It also notes that 0.4 percent of those who do show symptoms will die from the SARS-CoV-2 virus. To perform the role of protection, said the CDC, capable even a piece of old clothing that you want to cover your mouth and nose. "This is not believed to be the main form of spread of the virus, but we are still learning more about this virus".
The CDC says people should continue to clean and disinfect dirty surfaces that could be harboring the virus.
COVID-19 has been declared a global pandemic.
The information's contained on the CDC's official website.
And with individuals who may be infected with COVID-19 but are asymptomatic, a person who feels completely healthy and has not yet been tested can be spreading the virus unknowingly.
The previous advise had stated that it "may be possible" to catch Covid-19 from contaminated surfaces.
'At this time, the risk of COVID-19 spreading from animals to people is considered to be low, ' it says.
The CDC made the change because researchers analyzed contact tracing data from infected persons to learn more about how they were exposed to the coronavirus, which has killed more than 1,800 Ohioans, UH's Armitage said.
The virus spread rapidly "through respiratory droplets produced when an infected person coughs, sneezes, or talks".
"Testing is recommended for all neonates born to women with confirmed or suspected COVID-19, regardless of whether there are signs of infection in the neonate", the federal health agency said in the guidelines released Wednesday.
A study published in the New England Journal of Medicine earlier found that viable coronavirus could live on surfaces such as plastic and stainless steel for three days and it can survive on cardboard for up to 24 hours. "Our transmission language has not changed", Nordlund said, according to news reports.
The change to the CDC website, without formal announcement or explanation, concerns Angela Rasmussen, a virologist at the Columbia University School of Public Health.
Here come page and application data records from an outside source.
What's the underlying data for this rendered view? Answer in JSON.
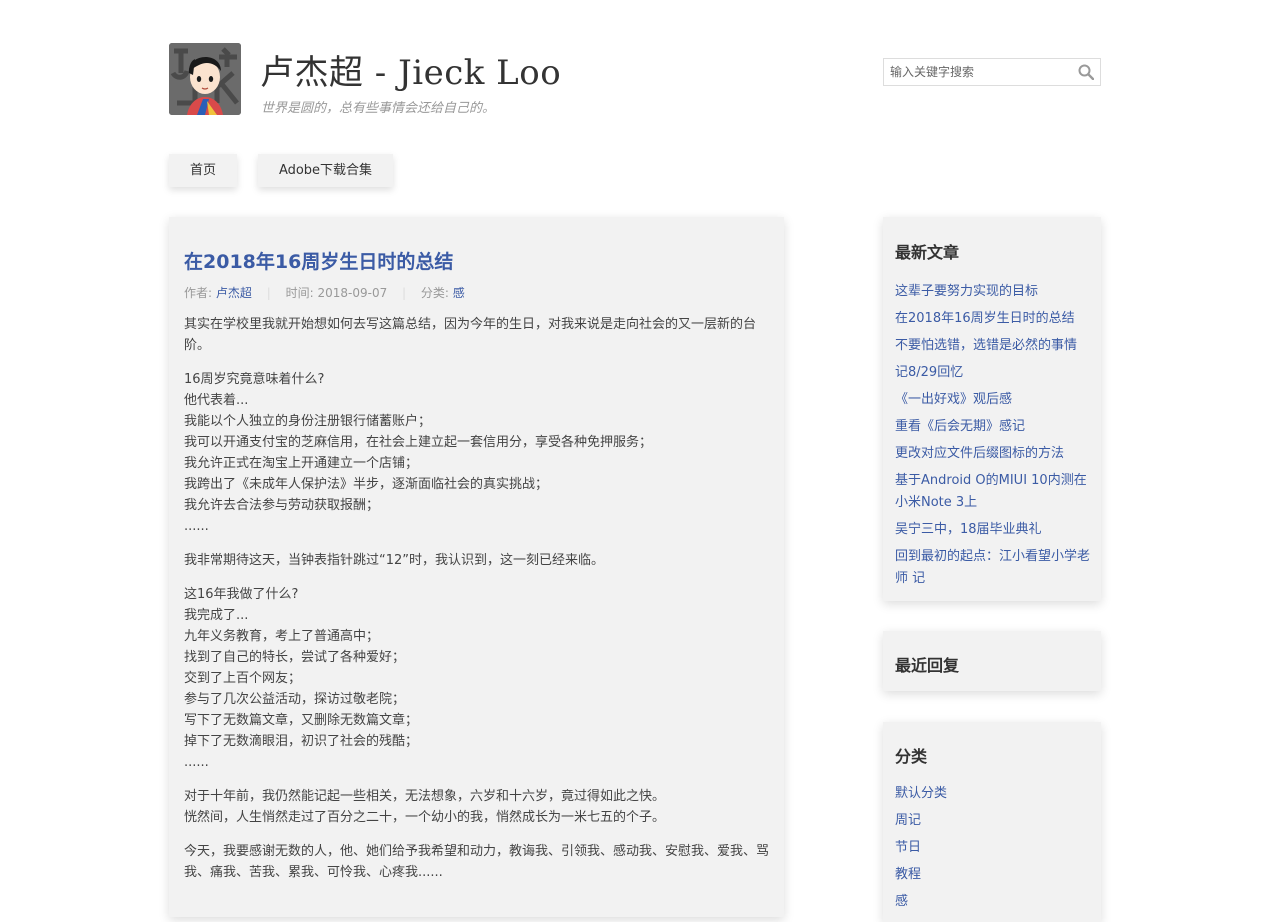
{
  "header": {
    "title": "卢杰超 - Jieck Loo",
    "tagline": "世界是圆的，总有些事情会还给自己的。",
    "search_placeholder": "输入关键字搜索"
  },
  "nav": {
    "home": "首页",
    "adobe": "Adobe下载合集"
  },
  "post": {
    "title": "在2018年16周岁生日时的总结",
    "author_label": "作者:",
    "author": "卢杰超",
    "time_label": "时间:",
    "time": "2018-09-07",
    "category_label": "分类:",
    "category": "感",
    "paragraphs": [
      "其实在学校里我就开始想如何去写这篇总结，因为今年的生日，对我来说是走向社会的又一层新的台阶。",
      "16周岁究竟意味着什么?\n他代表着...\n我能以个人独立的身份注册银行储蓄账户；\n我可以开通支付宝的芝麻信用，在社会上建立起一套信用分，享受各种免押服务；\n我允许正式在淘宝上开通建立一个店铺；\n我跨出了《未成年人保护法》半步，逐渐面临社会的真实挑战；\n我允许去合法参与劳动获取报酬；\n......",
      "我非常期待这天，当钟表指针跳过“12”时，我认识到，这一刻已经来临。",
      "这16年我做了什么?\n我完成了...\n九年义务教育，考上了普通高中；\n找到了自己的特长，尝试了各种爱好；\n交到了上百个网友；\n参与了几次公益活动，探访过敬老院；\n写下了无数篇文章，又删除无数篇文章；\n掉下了无数滴眼泪，初识了社会的残酷；\n......",
      "对于十年前，我仍然能记起一些相关，无法想象，六岁和十六岁，竟过得如此之快。\n恍然间，人生悄然走过了百分之二十，一个幼小的我，悄然成长为一米七五的个子。",
      "今天，我要感谢无数的人，他、她们给予我希望和动力，教诲我、引领我、感动我、安慰我、爱我、骂我、痛我、苦我、累我、可怜我、心疼我......"
    ]
  },
  "sidebar": {
    "latest_title": "最新文章",
    "latest": [
      "这辈子要努力实现的目标",
      "在2018年16周岁生日时的总结",
      "不要怕选错，选错是必然的事情",
      "记8/29回忆",
      "《一出好戏》观后感",
      "重看《后会无期》感记",
      "更改对应文件后缀图标的方法",
      "基于Android O的MIUI 10内测在小米Note 3上",
      "吴宁三中，18届毕业典礼",
      "回到最初的起点：江小看望小学老师 记"
    ],
    "replies_title": "最近回复",
    "categories_title": "分类",
    "categories": [
      "默认分类",
      "周记",
      "节日",
      "教程",
      "感"
    ]
  },
  "colors": {
    "link": "#3b5ba5",
    "card_bg": "#f2f2f2",
    "avatar_bg": "#6b6b6b"
  },
  "icons": {
    "search": "magnifier-icon",
    "avatar": "cartoon-avatar-icon"
  }
}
And if people find comfort in "quarantining" their mail or wiping down plastic packaging with disinfectant, "there's no harm in doing that", Rasmussen said.